So today I prepared the propagator and pots ready for the chillies I wrote about yesterday, to be sown, and you now know that the first two paragraphs of this posting are connected in a very deep way. When I get my thumbs into the dirt I almost always think of him and today I would have loved to have shown him what I was up to. He was always experimenting with growing new things.  He grew and dried his own tobacco, I can remember it hung to dry under the eaves of his shed, and it smelt so filthy he was banned from smoking it in the pub. But he would have understood why all this trouble to grow chillies is worthwhile, just as an experiment, just because you might discover something interesting.
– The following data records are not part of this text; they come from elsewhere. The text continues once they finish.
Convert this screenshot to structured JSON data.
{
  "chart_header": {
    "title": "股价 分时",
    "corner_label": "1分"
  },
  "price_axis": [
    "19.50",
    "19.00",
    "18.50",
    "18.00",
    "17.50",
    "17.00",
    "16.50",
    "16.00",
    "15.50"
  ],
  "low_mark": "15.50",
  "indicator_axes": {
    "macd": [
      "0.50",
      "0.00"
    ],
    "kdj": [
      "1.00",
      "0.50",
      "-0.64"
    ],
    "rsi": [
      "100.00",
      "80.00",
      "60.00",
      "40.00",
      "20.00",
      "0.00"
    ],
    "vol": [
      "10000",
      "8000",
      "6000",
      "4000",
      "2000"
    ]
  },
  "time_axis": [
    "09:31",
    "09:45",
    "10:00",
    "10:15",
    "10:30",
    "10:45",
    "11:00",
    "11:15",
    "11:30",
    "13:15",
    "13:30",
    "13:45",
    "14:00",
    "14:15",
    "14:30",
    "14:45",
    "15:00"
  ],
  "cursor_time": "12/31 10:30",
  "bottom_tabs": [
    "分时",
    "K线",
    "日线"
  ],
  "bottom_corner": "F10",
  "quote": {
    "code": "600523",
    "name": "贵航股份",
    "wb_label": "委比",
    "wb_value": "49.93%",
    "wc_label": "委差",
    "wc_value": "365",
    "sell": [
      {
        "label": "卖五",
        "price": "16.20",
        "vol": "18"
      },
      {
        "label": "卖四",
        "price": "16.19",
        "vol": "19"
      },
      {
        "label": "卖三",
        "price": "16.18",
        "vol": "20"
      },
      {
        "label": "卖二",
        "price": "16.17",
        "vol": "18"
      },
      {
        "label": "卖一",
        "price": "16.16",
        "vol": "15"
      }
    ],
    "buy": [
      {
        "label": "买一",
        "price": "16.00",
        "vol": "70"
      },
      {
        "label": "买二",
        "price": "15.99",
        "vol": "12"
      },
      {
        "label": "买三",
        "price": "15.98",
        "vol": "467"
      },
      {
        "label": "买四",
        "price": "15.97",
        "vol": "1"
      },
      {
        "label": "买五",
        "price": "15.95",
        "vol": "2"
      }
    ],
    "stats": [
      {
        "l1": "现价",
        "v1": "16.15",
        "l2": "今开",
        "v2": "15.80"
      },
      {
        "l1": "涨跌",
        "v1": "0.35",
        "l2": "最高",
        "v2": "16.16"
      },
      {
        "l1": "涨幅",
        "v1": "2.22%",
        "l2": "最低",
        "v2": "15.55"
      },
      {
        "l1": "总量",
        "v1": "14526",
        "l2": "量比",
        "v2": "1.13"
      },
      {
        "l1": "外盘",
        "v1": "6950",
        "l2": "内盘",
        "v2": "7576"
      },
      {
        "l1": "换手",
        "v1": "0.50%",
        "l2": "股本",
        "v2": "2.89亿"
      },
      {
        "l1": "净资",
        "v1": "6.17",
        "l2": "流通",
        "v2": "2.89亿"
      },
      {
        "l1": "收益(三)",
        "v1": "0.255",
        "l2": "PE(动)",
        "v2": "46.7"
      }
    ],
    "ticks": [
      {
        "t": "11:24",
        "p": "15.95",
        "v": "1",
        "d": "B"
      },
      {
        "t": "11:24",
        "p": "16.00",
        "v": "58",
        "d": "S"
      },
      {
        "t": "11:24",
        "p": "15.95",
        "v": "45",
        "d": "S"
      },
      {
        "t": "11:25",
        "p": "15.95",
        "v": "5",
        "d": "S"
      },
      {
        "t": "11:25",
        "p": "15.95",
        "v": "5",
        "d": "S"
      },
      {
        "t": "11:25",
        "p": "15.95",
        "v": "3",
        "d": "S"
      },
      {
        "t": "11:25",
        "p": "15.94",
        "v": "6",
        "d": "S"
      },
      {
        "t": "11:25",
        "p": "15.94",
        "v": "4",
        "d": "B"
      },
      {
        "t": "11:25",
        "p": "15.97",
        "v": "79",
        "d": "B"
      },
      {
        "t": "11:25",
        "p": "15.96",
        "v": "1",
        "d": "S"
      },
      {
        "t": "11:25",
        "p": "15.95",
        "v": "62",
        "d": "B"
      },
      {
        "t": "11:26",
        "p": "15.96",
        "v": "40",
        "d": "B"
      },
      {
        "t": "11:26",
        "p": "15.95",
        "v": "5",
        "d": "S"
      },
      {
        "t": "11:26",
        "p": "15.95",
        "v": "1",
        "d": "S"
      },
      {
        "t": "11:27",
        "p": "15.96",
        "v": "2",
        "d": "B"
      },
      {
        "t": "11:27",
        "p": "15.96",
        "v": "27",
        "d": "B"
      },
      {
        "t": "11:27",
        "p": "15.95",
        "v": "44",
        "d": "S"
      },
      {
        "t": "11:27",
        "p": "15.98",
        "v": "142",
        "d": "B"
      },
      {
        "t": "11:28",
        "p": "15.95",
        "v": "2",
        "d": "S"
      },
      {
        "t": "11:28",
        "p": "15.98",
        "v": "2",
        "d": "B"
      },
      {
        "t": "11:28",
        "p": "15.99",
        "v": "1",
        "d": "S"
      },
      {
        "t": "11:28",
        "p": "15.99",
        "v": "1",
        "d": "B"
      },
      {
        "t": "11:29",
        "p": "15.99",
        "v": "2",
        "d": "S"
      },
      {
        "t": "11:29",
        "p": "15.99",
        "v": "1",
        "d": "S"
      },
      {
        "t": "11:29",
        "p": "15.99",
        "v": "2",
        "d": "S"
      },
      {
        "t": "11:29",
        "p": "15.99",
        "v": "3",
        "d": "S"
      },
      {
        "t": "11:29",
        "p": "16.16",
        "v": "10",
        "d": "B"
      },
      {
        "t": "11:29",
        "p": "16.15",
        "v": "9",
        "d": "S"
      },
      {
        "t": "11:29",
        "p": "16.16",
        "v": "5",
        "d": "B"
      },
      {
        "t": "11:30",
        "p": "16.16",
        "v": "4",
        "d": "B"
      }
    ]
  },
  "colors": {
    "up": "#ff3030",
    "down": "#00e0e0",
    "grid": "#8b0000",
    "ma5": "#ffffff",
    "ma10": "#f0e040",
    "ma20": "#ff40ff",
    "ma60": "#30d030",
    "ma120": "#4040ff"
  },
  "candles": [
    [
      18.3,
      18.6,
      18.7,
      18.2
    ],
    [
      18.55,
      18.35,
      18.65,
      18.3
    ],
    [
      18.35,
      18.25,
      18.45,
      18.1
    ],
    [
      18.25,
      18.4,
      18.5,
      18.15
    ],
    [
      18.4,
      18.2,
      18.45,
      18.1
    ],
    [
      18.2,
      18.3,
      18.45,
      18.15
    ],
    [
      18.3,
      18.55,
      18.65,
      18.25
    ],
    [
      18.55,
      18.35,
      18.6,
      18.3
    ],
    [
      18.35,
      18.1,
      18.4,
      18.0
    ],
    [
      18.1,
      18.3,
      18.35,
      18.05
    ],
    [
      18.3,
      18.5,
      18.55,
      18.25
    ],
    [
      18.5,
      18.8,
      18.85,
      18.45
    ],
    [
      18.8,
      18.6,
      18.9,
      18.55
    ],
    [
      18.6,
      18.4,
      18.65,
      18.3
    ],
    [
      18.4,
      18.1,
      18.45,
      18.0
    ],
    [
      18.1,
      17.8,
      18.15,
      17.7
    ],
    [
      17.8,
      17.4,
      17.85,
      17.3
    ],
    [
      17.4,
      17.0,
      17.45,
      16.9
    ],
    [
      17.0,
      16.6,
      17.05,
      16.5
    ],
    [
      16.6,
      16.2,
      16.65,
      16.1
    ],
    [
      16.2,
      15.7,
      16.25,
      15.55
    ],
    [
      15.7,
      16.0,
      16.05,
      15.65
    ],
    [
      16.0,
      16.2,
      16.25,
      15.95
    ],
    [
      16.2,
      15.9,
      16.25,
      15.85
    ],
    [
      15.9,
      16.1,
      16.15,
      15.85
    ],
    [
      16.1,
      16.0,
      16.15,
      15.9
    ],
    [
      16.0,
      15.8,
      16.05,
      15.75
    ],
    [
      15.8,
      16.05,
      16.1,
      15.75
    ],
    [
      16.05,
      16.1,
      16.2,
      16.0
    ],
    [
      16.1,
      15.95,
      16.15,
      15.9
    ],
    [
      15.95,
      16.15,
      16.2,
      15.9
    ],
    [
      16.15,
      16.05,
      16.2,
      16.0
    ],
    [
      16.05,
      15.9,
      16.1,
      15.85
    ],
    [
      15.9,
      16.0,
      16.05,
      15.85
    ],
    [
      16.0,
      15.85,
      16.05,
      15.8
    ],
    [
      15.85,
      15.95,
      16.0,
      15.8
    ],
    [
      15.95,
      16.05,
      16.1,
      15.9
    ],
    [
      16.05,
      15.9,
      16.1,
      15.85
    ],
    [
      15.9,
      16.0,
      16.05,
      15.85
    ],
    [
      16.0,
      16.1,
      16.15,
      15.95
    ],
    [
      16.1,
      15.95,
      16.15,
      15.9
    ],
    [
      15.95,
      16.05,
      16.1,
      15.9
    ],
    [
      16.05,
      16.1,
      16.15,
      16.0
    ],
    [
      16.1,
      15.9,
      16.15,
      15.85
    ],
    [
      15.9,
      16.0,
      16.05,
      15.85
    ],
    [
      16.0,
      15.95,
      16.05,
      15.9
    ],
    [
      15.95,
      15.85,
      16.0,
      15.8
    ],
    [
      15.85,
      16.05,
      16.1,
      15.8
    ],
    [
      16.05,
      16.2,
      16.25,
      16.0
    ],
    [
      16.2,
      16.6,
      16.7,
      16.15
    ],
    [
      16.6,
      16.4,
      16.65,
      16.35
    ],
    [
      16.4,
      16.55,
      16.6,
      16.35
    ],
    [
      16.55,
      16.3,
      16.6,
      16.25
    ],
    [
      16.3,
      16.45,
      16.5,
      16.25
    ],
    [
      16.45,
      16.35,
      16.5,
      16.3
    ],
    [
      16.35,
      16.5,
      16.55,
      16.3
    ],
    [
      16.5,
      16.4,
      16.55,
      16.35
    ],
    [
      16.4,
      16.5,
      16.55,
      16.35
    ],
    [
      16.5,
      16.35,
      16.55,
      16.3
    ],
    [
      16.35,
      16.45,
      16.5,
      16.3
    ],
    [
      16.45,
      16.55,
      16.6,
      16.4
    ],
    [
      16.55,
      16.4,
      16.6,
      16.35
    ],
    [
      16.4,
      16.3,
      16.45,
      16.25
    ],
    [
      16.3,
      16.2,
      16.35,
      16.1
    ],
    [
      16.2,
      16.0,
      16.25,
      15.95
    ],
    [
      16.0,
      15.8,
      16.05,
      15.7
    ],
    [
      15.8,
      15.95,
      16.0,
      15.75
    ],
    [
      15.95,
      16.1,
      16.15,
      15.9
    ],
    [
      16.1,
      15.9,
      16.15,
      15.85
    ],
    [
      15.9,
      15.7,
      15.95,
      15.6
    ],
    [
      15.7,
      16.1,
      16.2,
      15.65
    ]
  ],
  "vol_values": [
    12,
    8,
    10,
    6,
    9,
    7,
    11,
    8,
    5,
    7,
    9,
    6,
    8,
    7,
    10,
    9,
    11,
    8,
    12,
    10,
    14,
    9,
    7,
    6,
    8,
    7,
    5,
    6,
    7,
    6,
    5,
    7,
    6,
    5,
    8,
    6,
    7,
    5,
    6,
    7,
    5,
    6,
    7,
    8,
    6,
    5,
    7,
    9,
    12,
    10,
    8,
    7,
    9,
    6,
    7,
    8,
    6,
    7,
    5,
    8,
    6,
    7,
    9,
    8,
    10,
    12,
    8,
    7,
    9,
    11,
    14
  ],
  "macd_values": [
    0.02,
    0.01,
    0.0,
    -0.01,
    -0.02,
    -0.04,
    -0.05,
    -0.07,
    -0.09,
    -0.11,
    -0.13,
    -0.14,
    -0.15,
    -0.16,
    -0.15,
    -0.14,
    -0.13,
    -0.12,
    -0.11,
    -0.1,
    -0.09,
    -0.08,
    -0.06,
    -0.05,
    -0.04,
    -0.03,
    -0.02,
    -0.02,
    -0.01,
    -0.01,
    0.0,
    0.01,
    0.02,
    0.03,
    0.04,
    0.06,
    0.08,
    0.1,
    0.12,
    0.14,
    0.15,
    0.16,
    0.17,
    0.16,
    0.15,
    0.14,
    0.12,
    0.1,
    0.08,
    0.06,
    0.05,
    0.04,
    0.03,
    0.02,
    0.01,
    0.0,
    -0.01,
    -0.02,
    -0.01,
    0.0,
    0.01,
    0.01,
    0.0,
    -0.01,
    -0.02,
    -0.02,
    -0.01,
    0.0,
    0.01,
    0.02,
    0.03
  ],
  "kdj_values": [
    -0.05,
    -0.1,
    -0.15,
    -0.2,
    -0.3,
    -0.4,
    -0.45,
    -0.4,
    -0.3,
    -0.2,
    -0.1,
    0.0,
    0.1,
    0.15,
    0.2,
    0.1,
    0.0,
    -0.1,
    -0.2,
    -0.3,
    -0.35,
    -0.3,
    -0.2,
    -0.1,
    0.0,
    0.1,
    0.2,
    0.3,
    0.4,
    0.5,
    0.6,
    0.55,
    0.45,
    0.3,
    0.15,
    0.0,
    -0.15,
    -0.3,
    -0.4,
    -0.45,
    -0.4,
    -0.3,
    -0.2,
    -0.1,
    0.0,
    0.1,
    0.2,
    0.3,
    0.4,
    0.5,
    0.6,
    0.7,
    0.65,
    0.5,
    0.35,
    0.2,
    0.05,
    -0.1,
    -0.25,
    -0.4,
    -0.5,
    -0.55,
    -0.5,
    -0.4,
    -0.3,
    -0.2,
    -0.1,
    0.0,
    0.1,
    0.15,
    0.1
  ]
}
And so the new season is poised to begin, a couple of weeks ahead of the game, and I’m already thinking that when all these tender plants germinate there will rapidly come a time when they need repotting and then what?  However, all gardeners will also recognise that there are times when you need to rise above the facts, and this is one of them. We’ve thrown a line aboard the season and now we’re (almost) tied to it wherever it takes us, rain, shine, frost, wind snow and drought.  Words will be spoken as the tide of pots spreads across the flat in front of every South facing window and the thought of a polytunnel will fill my lustful thoughts – ‘when did that happen?’, I wonder, ‘when did polytunnels replace the desires of (what Dylan Thomas called)  ‘my green age’.

“24 degrees centigrade”, I command the thermostat – “Aye aye, skipper” comes the reply -and the great game is on.  We’ll win some, lose some and learn some too.